▸ **Task prompt**:
Filter task. Return each line of the material that holds the string "product".

###

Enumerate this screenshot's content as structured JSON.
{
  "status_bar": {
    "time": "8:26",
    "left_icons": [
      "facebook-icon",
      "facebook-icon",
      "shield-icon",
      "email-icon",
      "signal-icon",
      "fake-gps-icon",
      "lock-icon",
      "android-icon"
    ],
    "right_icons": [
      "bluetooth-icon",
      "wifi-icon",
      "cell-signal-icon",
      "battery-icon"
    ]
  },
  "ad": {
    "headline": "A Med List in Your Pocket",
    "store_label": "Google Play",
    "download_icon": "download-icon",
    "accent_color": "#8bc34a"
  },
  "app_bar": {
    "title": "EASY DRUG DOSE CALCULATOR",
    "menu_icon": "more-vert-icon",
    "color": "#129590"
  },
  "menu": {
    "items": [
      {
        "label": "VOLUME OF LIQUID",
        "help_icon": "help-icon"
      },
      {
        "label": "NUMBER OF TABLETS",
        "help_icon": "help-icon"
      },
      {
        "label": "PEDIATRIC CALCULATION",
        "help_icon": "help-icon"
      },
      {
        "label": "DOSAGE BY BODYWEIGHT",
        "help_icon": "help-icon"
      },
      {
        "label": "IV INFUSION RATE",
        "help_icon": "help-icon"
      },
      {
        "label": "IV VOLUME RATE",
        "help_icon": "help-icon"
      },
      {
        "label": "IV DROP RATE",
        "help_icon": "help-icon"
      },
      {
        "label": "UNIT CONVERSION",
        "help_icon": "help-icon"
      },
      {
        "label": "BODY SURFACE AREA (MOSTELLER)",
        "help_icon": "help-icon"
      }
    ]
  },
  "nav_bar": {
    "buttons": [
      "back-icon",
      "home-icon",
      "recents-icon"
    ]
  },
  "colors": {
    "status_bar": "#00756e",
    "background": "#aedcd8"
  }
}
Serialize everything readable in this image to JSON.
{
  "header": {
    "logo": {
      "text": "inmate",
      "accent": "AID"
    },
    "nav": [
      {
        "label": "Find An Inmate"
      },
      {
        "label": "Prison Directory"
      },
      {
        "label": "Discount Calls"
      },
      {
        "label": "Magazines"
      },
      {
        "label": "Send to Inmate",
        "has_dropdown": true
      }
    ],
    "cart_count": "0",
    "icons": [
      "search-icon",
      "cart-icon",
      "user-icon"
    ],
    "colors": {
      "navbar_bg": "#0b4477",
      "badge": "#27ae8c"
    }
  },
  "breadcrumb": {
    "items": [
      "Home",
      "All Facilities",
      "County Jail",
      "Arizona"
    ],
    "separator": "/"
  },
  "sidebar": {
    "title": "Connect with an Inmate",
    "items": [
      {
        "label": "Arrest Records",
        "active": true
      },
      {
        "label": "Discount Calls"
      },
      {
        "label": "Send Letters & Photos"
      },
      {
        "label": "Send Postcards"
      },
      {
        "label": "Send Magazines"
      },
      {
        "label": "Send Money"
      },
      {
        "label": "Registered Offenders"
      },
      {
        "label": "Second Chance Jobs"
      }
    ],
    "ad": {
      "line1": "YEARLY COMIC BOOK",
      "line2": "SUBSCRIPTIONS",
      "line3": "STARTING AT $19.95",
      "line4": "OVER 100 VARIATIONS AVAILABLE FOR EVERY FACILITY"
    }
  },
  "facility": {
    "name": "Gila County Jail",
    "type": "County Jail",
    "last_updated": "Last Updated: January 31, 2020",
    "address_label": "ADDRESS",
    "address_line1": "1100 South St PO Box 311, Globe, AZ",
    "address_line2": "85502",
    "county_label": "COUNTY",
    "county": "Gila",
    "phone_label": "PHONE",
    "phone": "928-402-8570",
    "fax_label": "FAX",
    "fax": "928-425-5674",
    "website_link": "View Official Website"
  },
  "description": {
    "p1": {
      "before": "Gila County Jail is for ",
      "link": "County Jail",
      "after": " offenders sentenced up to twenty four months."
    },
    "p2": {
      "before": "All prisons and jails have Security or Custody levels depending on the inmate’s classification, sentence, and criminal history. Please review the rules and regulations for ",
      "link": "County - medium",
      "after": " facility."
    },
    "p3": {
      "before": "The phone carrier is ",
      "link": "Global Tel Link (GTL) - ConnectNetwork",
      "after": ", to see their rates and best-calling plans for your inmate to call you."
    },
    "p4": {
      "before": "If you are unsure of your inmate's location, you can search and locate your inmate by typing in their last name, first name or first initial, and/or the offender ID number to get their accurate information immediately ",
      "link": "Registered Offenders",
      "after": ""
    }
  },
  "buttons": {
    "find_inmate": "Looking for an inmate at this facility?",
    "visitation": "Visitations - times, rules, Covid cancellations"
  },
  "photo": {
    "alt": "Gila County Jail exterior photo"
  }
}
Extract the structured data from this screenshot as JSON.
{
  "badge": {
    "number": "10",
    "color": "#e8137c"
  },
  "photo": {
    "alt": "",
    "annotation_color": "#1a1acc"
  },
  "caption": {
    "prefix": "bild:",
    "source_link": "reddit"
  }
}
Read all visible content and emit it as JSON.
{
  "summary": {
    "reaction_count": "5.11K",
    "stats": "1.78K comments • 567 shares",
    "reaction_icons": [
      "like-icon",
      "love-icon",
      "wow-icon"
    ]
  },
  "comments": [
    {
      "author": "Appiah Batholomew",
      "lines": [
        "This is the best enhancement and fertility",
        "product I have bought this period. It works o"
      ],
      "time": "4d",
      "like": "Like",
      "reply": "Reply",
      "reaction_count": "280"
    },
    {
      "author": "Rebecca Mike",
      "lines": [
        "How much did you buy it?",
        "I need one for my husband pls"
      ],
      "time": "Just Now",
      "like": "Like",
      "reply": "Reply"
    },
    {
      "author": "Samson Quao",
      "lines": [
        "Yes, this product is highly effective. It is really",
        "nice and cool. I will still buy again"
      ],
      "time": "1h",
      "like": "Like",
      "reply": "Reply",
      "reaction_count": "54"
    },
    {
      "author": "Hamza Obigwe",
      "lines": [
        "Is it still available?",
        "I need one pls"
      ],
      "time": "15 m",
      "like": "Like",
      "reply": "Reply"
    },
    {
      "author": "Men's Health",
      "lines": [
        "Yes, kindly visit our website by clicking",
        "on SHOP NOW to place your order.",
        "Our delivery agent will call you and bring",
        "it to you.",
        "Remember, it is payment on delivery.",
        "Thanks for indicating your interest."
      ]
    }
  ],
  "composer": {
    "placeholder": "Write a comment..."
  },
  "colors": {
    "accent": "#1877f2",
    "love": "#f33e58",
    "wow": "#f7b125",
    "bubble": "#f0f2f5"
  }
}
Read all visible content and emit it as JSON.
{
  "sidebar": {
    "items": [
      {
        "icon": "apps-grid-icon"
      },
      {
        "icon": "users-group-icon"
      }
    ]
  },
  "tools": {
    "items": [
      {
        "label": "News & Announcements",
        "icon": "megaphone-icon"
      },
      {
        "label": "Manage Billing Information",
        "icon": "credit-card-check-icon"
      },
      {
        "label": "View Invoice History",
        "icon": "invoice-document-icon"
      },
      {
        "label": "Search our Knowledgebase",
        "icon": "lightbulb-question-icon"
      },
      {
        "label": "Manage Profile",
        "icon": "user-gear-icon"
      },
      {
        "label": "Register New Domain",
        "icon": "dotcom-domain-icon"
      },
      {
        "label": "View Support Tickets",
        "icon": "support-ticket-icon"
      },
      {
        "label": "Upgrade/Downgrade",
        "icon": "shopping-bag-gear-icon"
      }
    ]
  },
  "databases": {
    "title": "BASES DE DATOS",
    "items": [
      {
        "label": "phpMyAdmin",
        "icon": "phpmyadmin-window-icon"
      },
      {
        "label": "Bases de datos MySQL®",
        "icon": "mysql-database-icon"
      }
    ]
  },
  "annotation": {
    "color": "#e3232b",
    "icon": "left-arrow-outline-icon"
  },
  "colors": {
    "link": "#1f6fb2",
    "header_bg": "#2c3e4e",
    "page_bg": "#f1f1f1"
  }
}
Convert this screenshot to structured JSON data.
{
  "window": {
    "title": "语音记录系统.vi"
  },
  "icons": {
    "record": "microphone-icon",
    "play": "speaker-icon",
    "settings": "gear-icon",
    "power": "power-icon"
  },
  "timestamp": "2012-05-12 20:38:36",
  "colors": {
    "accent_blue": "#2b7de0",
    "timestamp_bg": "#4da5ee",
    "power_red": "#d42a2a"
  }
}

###

▸ **The completed task**:
        "product I have bought this period. It works o"
        "Yes, this product is highly effective. It is really",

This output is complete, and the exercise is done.